I’ve been working hard at the fine art of making myself itchy (putting ‘earthwool’ or glass-fibre insulation in the wall cavities of our home.) so I thought it had been a long day and it was time I decamped…
Well, de Camp. Lyon Sprague de Camp, 1907-2000, author of many fantasy, sf and non-fiction works. I happened to mention him to a young author I like and respect, who said he had read almost no de Camp… and I thought, sadly there are probably a lot of sf/fantasy readers and indeed writers who have never encountered de Camp’s work. That’s rather sad, not because he was the best author that ever wrote, but because there is quite a lot of value to gleaned from his work. Like Clifford Simak, the ideas are terrific – but sometimes you wish the story execution was better.
It’s the time of year, again, where the amount of things doesn’t really fit into the time allotted for them. For us, we’ve had Mrs. Dave’s ‘rents here for the last few days. It’s been great to have other eyes on the Wee Horde, and they all enjoyed it, too. My brain took enough of a rest that I was actually able to write, yesterday. And the house is still clean! Which I’m promptly going to ruin, as I pack for the imminent holiday departure.
The flickering light of the flames, the pulsing red of the coals, the sheer sensuous pleasure of the radiant heat.
There’s no doubt in my mind that the first major change to their environment early Hominids made was the taming of fire. And then they evolved to better take advantage of that warmth in the cold, the delicious food that happened when things were exposed to fire. The safety from predators in the night, a relatively safe way to drive animals over a cliff. Read more

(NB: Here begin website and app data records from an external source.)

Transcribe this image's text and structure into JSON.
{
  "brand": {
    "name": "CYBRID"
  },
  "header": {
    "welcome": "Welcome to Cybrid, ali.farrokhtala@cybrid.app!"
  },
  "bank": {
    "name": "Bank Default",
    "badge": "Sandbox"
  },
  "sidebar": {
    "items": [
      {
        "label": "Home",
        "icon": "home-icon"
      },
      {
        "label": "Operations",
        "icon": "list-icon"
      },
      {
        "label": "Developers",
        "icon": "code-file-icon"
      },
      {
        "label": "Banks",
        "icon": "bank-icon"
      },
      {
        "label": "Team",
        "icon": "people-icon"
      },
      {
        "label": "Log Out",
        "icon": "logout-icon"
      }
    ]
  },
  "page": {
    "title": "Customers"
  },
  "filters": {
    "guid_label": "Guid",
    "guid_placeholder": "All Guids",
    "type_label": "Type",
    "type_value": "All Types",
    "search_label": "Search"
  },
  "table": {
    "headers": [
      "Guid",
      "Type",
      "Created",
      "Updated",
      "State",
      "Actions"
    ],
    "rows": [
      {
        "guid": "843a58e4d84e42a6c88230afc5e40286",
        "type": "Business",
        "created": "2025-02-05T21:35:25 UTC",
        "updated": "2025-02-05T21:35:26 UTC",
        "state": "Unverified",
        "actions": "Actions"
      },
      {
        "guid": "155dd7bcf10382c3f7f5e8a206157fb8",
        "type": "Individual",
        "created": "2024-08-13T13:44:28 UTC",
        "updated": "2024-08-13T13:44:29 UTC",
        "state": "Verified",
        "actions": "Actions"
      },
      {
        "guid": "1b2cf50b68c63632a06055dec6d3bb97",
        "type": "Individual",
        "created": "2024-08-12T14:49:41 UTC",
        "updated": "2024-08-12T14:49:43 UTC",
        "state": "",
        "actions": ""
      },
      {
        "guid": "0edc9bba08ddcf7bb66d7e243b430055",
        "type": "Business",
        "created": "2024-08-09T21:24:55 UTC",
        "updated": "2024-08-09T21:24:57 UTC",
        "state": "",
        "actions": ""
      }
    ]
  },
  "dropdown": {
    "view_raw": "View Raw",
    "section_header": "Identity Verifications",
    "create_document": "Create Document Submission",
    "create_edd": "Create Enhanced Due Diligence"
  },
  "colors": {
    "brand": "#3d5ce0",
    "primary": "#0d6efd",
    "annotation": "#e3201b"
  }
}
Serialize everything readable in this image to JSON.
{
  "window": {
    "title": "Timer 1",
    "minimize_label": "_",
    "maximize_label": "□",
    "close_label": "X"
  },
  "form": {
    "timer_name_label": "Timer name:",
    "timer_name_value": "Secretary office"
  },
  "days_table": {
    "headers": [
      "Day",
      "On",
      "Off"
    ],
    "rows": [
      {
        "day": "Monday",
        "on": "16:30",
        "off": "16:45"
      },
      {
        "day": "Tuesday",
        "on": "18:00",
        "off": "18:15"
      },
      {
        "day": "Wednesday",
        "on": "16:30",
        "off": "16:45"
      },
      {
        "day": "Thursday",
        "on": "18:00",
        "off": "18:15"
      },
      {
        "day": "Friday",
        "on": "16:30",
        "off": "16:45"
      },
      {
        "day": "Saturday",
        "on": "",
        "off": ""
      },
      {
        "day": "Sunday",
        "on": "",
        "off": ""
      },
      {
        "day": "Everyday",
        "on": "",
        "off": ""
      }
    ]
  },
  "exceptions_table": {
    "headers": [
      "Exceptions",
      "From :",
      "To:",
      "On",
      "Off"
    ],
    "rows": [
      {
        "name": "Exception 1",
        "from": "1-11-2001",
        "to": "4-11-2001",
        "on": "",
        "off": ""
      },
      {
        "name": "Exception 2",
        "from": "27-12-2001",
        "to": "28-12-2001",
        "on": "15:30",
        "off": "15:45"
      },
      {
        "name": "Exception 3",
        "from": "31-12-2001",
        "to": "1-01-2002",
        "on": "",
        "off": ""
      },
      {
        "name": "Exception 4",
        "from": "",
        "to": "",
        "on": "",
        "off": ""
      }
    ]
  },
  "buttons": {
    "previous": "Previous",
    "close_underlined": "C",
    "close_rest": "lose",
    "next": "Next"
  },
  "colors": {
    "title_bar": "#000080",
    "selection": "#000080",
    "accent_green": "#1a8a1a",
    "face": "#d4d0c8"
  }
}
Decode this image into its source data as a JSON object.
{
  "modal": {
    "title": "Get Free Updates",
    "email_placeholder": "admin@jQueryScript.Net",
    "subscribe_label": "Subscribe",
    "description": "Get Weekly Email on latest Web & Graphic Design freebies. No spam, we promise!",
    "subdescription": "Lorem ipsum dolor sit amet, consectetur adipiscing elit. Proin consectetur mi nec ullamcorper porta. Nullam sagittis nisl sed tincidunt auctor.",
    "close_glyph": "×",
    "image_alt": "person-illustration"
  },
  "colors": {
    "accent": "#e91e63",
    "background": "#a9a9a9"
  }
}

A commentor here observed that the Merchant and Empire books are set in a small world. It’s an interesting observation, and one that deserves some thought, because a lot of fantasy and sci-fi books seem to sprawl. They cover an epic-worth of territory, sometimes by design, sometimes just because it seems traditional.
But not all stories need sprawling worlds. Some books, even novels or series, fit better in a small space, a human or other person sized space. Which is sometimes difficult to do.
Now once upon a time (your cue that this is merely a made up tale. No real coffee machines or companies were involved), there was a clever young man who made a new kind of coffee machine. It, simply, made better coffee than anyone else’s machine. It was reliable too. He could have sold his patent, but he was proud of his coffee-machine, and wanted the quality to stay the same. So he got his funds together, started a little factory, and made great coffee machines all his working life. He named them after his father, Frederico. They were expensive (because it was small scale, and used only the very finest materials, with craftsmen doing the artisans’ work with love and care), but the best. Read more
It’s Tuesday, and while that means I’m here, this Tuesday is not like other Tuesdays. My own stress is reaching a fever pitch. The Lesser Unknown is pissing me right off, and so are Wee Dave and Wee-er Dave. The usual sitter has appointments out of town, today, so my DARLING CHILDREN are spending their energy working to distract me from, well, anything productive. In addition, we had a long, full weekend full of good and (very) tiring things, and I’m fighting a headache and fatigue. So I’m going to try a thing, and see where it gets us.
It’s been 50 years (and a few days) since the Apollo 11 mission took the first two men to the moon. I remember clearly (and I was rather young) the black and white grainy images and the US flag flying proudly on the moon, and hearing the crackly ‘One small step…’
I’m sure I was only one of millions of little kids who saw that and dreamed of going out there one day. I was already reading sf (and most of it was mediocre to bad science, but great entertainment, great dreams) so this helped my suspension of disbelief, as well filling me with awe, hero-worship and a life-long support for space exploration. Read more